History of the Palmengarten 1997 to present: challenges for the 21. Century

Matthias Jenny, Deputy Director and Head of the Scientific Department at the time of Isolde Hagemann’s Directory, initially assumed the official responsibility on an interim basis. He then was assigned Director in January 1998. His initiation of a major public support campaign for the renovation of the Palmenhauses in 1999 was a great success and symbolizes his capacity to help guarantee the future of the Palmengarten: current limits of communal budgets require an efficient cooperation with the public sector and the establishment of reliable networks.

The latest example of Jenny's intensive efforts is the Foundation Palmengarten and Botanical Garden. This will guarantee the long-term survival of both gardens, and will also allow to finance new projects through the foundation. Two projects are the “Merian” butterfly house and the „Mur végétal“ of the tropical botanist Patrick Blanc. Attempts are made to finance the longest plant mural in the World along the Miquelallee on the westside of the Palmengarten.

Attempts are made to finance the longest plant mural in the World along the Miquelallee on the westside of the Palmengarten. „Papageno“ has become successfully established since 2003. Playgrounds have been upgraded to current security standards with the help of sponsors. Since early in 2011 there is even a water playground for young children. The new project „Children in the Garden“ was able to move into Haus Leonhardsbrunn in 2009, a project in conjunction with Franikfurt's Childcare Centers. The first three years of operations are secured through these participating institutions and sponsors. At the occasion of the 50th anniversary of the city partnership, the City of Lyon (France) donated the art illumination 2010 at the Octagon fountain to the Palmengarten of Frankfurt in 2010. Kiosk and dining facilities at the Palmengarten now include the children's kiosk, the Caféhaus Siesmayer with it’s open patio, and the distinguished Villa Leonhardi.

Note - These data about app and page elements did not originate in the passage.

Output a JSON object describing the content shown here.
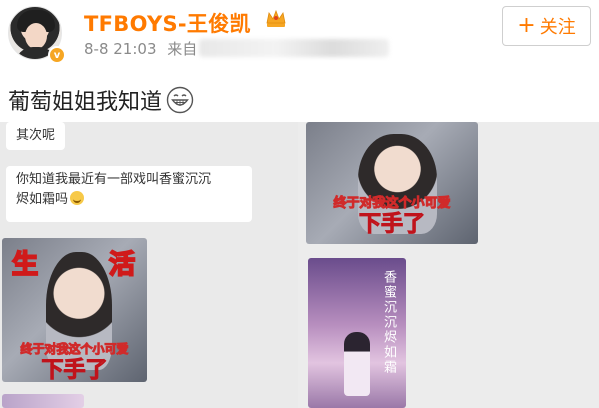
{
  "user": {
    "name": "TFBOYS-王俊凯",
    "verified_badge": "v",
    "timestamp": "8-8 21:03",
    "source_prefix": "来自"
  },
  "follow_button": {
    "plus": "+",
    "label": "关注"
  },
  "post": {
    "text": "葡萄姐姐我知道"
  },
  "chat": {
    "messages": [
      {
        "text": "其次呢"
      },
      {
        "line1": "你知道我最近有一部戏叫香蜜沉沉",
        "line2": "烬如霜吗"
      }
    ]
  },
  "stills": {
    "left_title_1": "生",
    "left_title_2": "活",
    "caption_small": "终于对我这个小可爱",
    "caption_big": "下手了",
    "right_caption_small": "终于对我这个小可爱",
    "right_caption_big": "下手了"
  },
  "poster": {
    "title": "香蜜沉沉烬如霜"
  },
  "colors": {
    "name": "#ff7a00",
    "follow_text": "#ff7a00",
    "badge": "#f6a623",
    "caption_stroke": "#d01a1a"
  },
  "icons": [
    "avatar",
    "verified-badge-icon",
    "crown-icon",
    "grin-emoji-icon",
    "smile-emoji-icon",
    "plus-icon"
  ]
}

The utmost challenge in the dynamic system of a botanical garden is permanent maintenance, periodic restoration, as well as adding innovative facilities where possible. The new Rose Garden, built in 2007, was largely financed by donations. The current reconstruction of the “Gesellschaftshaus” according to blueprints by David Chipperfield is the most prestigious undertaking since Gustav Schoser. The restored building’s exterior will greatly retain the historic design, while the west facade will take on a new appearance. The Main Hall, with its historic, ornamental stucco work and skylight dome, has been entirely refurbished. New banquet and business lounges are added, all staircases and technical installations renewed and improved. The grand opening is scheduled for 2012.

Regular events include plant exhibits, lectures, presentations, and slide shows, festivities and concerts, and our events program has been continuously extended within the past years. Exhibits on cultural-historic and botanical themes take place once or twice per year, recently China’s World of Plants, Dye Plants, and Plant Oils. Art exhibits, lectures, book presentations and adventure tours are a part of our regular program. Besides jazz and classical music we now also have “World Music” and “Blues im Palmengarten”. The Palmengarten now offers a broad array of educational programs and entertainment along with the opportunity of enjoying a unique botanical collection in a metropolitan oasis.


Potrait Mode

Turn your phone